> _EXERCISE DESCRIPTION_:
The entries follow. Print each one exactly.

(Records excerpted from a collection)
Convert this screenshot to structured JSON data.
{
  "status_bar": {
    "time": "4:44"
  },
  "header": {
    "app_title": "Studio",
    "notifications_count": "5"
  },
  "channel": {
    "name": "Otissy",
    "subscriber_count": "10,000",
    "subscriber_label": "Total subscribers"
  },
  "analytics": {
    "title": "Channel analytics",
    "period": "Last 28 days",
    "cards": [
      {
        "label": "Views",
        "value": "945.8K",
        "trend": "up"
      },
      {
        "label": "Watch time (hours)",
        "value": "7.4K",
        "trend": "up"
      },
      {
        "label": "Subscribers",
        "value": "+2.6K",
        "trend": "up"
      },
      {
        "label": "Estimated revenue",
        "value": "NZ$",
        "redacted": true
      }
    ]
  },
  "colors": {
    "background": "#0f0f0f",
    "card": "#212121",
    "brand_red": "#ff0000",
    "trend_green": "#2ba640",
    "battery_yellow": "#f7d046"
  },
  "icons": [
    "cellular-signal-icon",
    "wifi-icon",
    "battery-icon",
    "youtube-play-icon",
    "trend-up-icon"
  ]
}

> _SOLUTION FOR THIS EXERCISE_:
Convert this screenshot to structured JSON data.
{
  "status_bar": {
    "time": "4:44"
  },
  "header": {
    "app_title": "Studio",
    "notifications_count": "5"
  },
  "channel": {
    "name": "Otissy",
    "subscriber_count": "10,000",
    "subscriber_label": "Total subscribers"
  },
  "analytics": {
    "title": "Channel analytics",
    "period": "Last 28 days",
    "cards": [
      {
        "label": "Views",
        "value": "945.8K",
        "trend": "up"
      },
      {
        "label": "Watch time (hours)",
        "value": "7.4K",
        "trend": "up"
      },
      {
        "label": "Subscribers",
        "value": "+2.6K",
        "trend": "up"
      },
      {
        "label": "Estimated revenue",
        "value": "NZ$",
        "redacted": true
      }
    ]
  },
  "colors": {
    "background": "#0f0f0f",
    "card": "#212121",
    "brand_red": "#ff0000",
    "trend_green": "#2ba640",
    "battery_yellow": "#f7d046"
  },
  "icons": [
    "cellular-signal-icon",
    "wifi-icon",
    "battery-icon",
    "youtube-play-icon",
    "trend-up-icon"
  ]
}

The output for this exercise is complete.